BEGIN WORKING DATA

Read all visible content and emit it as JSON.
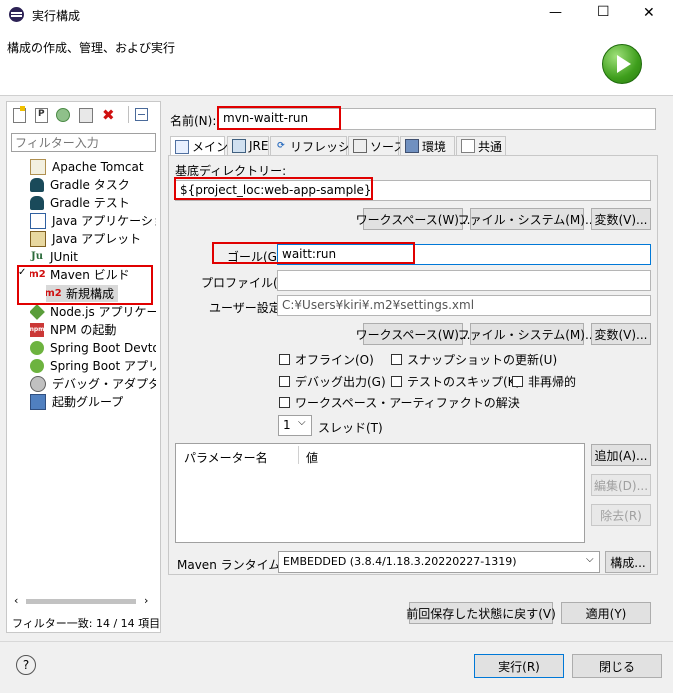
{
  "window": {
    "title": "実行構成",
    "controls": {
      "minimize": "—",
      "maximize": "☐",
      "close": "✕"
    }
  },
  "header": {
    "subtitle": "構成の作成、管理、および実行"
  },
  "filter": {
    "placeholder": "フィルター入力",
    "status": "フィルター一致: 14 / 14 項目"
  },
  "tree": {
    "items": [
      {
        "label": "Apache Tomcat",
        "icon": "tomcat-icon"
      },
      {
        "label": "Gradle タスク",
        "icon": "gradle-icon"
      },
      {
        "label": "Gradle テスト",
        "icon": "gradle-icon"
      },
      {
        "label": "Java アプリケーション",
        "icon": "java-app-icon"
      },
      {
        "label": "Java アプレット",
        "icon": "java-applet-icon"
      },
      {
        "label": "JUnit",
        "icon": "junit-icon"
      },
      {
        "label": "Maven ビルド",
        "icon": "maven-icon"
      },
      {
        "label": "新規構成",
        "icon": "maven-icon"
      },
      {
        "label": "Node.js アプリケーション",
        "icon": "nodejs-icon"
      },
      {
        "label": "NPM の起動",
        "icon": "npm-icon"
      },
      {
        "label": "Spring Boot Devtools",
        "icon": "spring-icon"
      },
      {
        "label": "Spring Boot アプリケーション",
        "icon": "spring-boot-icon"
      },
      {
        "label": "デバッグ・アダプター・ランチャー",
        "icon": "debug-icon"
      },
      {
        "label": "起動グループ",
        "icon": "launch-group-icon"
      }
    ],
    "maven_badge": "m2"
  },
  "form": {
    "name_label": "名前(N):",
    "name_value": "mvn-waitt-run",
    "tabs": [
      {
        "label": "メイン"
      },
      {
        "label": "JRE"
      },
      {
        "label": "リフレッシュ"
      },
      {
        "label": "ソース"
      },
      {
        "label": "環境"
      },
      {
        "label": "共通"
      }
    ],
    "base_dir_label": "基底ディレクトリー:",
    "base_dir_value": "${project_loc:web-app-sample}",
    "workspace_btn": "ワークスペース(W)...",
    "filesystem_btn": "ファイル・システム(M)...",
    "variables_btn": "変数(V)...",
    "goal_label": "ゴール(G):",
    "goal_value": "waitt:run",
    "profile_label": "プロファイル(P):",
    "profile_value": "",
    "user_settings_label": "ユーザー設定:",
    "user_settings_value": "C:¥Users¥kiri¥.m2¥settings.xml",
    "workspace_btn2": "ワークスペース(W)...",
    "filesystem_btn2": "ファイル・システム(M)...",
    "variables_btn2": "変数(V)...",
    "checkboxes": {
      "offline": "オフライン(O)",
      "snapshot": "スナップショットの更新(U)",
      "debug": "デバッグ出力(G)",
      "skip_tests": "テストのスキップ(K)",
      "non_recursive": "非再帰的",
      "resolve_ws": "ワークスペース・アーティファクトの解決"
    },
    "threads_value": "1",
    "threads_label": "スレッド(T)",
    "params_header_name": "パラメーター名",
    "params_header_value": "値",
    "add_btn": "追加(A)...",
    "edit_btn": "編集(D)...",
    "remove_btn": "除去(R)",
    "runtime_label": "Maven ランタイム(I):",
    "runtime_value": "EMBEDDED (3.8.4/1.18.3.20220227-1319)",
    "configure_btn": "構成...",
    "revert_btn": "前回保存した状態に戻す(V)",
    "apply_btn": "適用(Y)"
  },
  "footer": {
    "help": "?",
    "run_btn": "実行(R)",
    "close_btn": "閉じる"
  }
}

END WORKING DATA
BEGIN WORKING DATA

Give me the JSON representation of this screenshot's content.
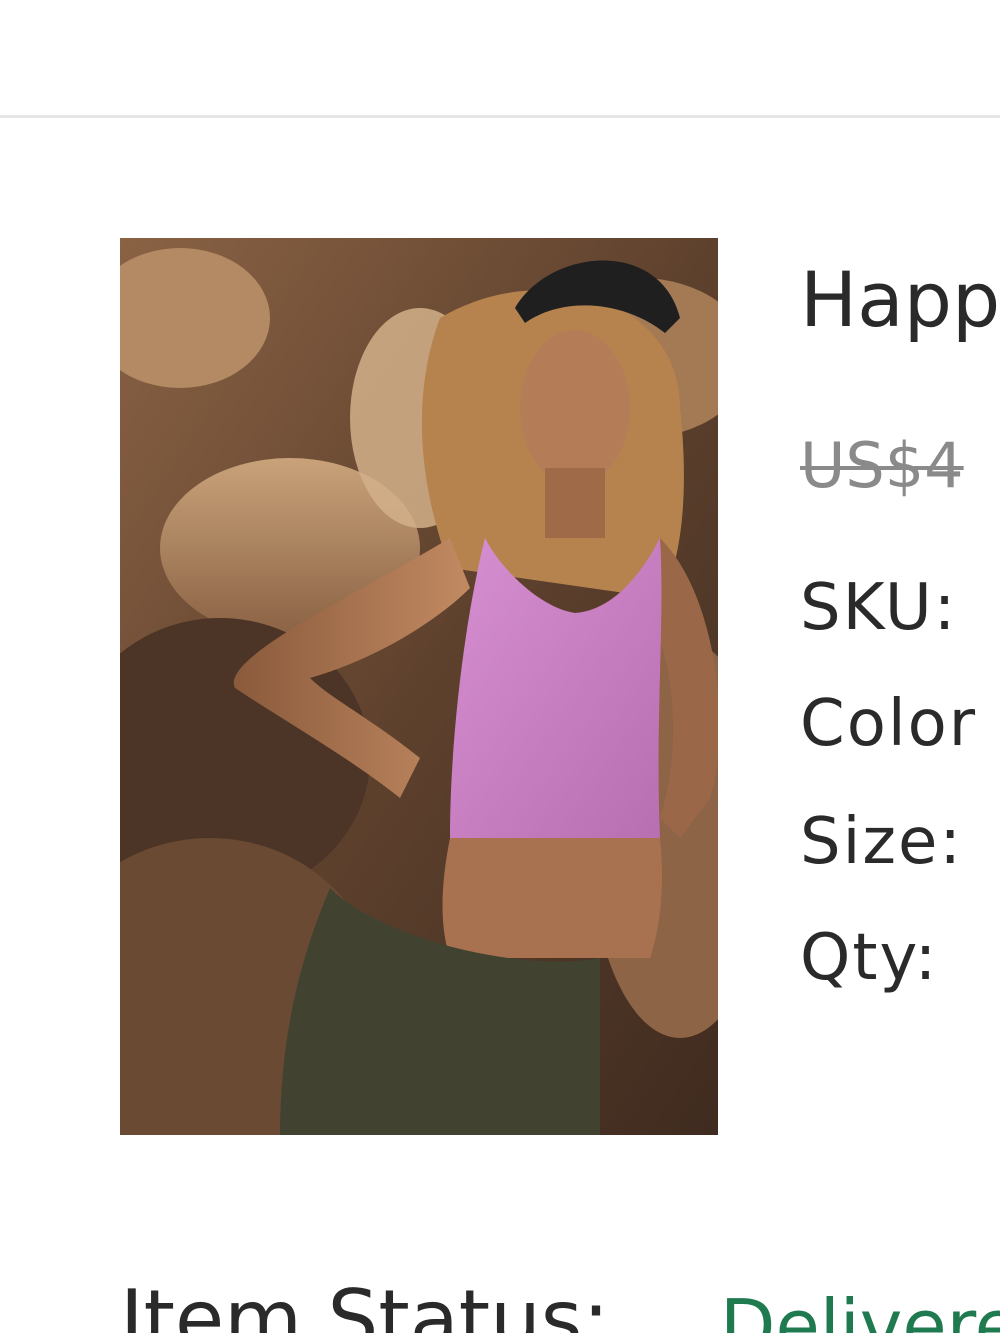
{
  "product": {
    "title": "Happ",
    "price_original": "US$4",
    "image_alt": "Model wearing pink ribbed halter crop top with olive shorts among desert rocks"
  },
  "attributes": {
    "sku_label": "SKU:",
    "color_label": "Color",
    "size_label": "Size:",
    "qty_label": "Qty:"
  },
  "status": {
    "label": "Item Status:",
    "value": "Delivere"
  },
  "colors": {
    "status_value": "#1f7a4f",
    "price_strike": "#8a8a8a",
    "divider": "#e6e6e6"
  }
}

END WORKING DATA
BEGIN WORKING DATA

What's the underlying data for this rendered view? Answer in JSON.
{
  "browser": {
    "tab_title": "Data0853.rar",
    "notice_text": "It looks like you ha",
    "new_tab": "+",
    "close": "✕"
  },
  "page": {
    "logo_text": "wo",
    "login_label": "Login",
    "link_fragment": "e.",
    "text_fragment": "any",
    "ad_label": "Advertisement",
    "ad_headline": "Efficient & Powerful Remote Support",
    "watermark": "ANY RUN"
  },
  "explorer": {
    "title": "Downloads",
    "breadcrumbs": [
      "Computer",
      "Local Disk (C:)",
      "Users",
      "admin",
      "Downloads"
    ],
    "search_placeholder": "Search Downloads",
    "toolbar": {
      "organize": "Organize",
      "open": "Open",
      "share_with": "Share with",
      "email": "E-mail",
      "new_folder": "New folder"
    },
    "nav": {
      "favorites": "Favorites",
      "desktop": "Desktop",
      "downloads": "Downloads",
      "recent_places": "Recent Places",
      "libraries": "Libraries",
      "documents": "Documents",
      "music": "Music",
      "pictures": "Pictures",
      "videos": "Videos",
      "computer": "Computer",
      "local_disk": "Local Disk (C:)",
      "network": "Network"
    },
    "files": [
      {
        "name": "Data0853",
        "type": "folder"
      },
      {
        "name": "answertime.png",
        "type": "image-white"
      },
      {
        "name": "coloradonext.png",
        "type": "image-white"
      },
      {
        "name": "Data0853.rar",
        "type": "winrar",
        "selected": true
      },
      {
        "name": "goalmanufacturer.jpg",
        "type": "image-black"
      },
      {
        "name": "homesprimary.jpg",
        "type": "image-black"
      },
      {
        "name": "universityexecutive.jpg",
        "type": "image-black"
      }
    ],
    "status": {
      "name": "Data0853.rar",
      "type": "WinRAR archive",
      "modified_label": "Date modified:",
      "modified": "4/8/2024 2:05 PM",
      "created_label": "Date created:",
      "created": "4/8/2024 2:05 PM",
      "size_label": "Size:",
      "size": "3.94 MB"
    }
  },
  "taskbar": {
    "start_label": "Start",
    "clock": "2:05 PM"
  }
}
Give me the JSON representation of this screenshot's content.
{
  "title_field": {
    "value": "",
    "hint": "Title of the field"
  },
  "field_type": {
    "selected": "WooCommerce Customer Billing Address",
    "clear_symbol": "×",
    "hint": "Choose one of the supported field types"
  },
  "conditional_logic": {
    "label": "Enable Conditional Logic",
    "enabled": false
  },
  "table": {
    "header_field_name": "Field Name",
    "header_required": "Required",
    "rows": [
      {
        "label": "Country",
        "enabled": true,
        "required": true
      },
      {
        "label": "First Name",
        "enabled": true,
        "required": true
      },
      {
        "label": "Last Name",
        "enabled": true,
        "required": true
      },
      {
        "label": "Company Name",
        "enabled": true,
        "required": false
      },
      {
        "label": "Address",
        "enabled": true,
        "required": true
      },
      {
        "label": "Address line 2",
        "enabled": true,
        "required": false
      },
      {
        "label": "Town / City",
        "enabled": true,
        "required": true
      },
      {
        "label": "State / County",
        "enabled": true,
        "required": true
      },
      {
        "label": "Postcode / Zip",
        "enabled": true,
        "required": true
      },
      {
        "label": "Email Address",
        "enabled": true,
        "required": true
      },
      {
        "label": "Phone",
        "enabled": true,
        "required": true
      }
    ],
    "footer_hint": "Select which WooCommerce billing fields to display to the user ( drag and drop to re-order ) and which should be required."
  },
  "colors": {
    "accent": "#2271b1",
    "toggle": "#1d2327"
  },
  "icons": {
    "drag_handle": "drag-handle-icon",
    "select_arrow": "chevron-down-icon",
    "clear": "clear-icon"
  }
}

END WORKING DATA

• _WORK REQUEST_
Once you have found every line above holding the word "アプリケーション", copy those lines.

• _EXERCISE RESULT_
        "label": "Java アプリケーション",
        "label": "Node.js アプリケーション",
        "label": "Spring Boot アプリケーション",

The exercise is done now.